The question of how to house neonatal dairy calves has, in recent years, become the subject of much debate. A significant majority of dairy farms currently follow a protocol in which newborns are housed individually and away from social contact until they are weaned. While this protocol is most often intended to guard the health of young calves and keep them free from diseases and behaviours which may threaten their health and future production, concerns have come to light about the potential negative effects this social isolation has on calves' behaviour, performance and health.
In nature, while calves are fully dependent on, and stay very close to, their dams during the first week of life, by the second week they begin interacting with peers as well as forming small groups. They start grazing and ruminating by about the third week and graze regularly with the herd from about three months to six months of age. This social learning influences behavioural development, including knowledge of suitable food items1 and lack of fear of new or unfamiliar foods.2 So, what happens when calves are reared in individual pens without this social interaction? And, is it possible to house neonatal calves socially and yet steer clear of potential health and behavioural pitfalls that push many farmers to house neonatal calves individually? In "Effects of group housing of dairy calves on behavior, cognition, performance, and health," J.H.C. Costa et al.3 explore these questions by reviewing the available scientific research on the effects of social isolation on calves' development and comparing it to the effects of various types of group housing. What they found bolsters the arguments of those who promote social housing for pre-weaned dairy calves.
Effects of social isolation
Research has shown that many species have abnormal behaviour and developmental problems when socially isolated. Dairy calves are no exception. As in nature calves tend to form strong social connections from a very young age,4 understanding the effects of social isolation on a variety of behavioural criteria is a good place to start in evaluating calf housing choices.
It turns out that socially reared calves are less fearful than calves reared in social isolation.5 Social buffering, or the ability of social partners to decrease the effect of stressors during a challenge, has strong effects in cattle. Examples include the fact that calves vocalize less when in a new area when they are accompanied by calves they are familiar with, as compared to when they are with unfamiliar calves.6 And, individually housed calves have a stronger vocal response to weaning (indicating stress) than paired calves.7

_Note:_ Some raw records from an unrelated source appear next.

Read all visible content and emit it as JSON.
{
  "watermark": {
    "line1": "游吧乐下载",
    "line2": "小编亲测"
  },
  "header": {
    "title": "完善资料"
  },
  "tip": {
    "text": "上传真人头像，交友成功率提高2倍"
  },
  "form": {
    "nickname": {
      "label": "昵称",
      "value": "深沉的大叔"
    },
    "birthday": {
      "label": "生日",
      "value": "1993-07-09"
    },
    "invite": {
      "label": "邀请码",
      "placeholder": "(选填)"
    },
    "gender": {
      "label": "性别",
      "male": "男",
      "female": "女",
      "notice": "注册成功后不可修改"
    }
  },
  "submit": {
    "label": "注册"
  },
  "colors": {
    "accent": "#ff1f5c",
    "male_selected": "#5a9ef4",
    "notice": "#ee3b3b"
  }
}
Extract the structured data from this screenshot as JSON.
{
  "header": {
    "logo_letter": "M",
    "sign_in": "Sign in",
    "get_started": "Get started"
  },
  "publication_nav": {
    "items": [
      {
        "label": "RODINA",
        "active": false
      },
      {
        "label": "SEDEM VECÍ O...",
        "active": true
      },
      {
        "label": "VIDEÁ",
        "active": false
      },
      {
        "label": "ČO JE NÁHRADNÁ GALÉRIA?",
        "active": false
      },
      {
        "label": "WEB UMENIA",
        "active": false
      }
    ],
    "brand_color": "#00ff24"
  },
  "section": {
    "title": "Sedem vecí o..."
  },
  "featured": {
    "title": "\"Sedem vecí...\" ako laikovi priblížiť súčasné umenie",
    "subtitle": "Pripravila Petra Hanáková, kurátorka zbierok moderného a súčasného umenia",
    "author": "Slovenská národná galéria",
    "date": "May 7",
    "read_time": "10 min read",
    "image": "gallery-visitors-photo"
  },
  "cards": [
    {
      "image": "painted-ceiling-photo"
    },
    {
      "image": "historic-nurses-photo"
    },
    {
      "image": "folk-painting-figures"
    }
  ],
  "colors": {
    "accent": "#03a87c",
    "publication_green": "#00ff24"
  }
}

As farm animals often experience new or novel events such as changes in pen location, regrouping, and changes in diet, the ability to cope with novelty is quite important. However, it has been shown that individually housed calves are far more reactive to social and environmental novelty.8 On the contrary, reduced behavioural and physiological reactivity to a variety of stimuli, including being less fearful of new food items, is seen in calves that have had early social contact. Additionally, early life social isolation also leads to lower performance on key measures of cognition and learning than in those raised socially.9
Thus, calves raised in isolation seem to exhibit deficient social skills, difficulty coping with new situations and poor learning abilities, all of which could hinder their performance on dairy farms which always have changing environments. While there aren't too many longitudinal studies on this issue, based on their findings, Costa et al. do posit that the negative effects of social isolation would persist. While the evidence does seem to suggest that group housing of young calves is beneficial, it's important to fully understand both the potential positive outcomes and the constraints that come along with such arrangements.
The positive outcomes of group housing
There is a large and growing body of evidence that shows that social housing positively influences dairy calf performance. Socially housed neonatal dairy calves have higher intakes of solid feed and improved body weight gains compared to individually housed calves. While the exact mechanism of social influence on feeding behaviour needs further study, Costa et al. found that study after study for the last 15 years has documented a positive influence of social housing on all manner of calf performance. These early gains can also contribute to earlier onset of puberty and increased milk production in the first and later lactations.10
The challenges of group housing
While social housing of neonatal calves does pose some challenges, it's important to note that they can, for the most part, be overcome with proper management. Indeed, while there have been reports of increased cross-sucking11 when calves are housed socially, other studies have reported little or no increase in this behaviour12. Therefore, it's clear the situation can be managed. Costa el al. note that the use of teat feeders, enhanced milk feeding programs, and more gradual weaning procedures seem to mitigate the desire to cross-suck. Additionally, while increased competition and aggression have been reported in calves that are socially housed, this behaviour, too, can be managed. By providing enough milk and ample feeding stations, and by designing and placing these stations effectively, there is less competition.
Arguably, one of the main reasons many dairy farms isolate neonatal calves is concern for calf health and spread of disease, especially respiratory illnesses. However, Costa et al. found little evidence of a consistent relationship between calf health and individual housing. In fact, they cite many empirical studies which have found no health advantage to individually housing calves, compared with housing in small groups13. As with other the other challenges mentioned above, management is key. Through their comprehensive research review, Costa et al. conclude that the amount of milk fed (more and of a higher quality is better), hygiene, group size, ventilation, colostrum protocols and bedding management have much more to do with influencing risk of disease than does group housing.
Ultimately, the positive aspects of housing young calves socially do seem to outweigh the negative outcomes derived from their social isolation. With proper management, the perception of risk that comes with group housing can be minimised and pre-weaned calves can be given a better chance at meeting higher performance goals.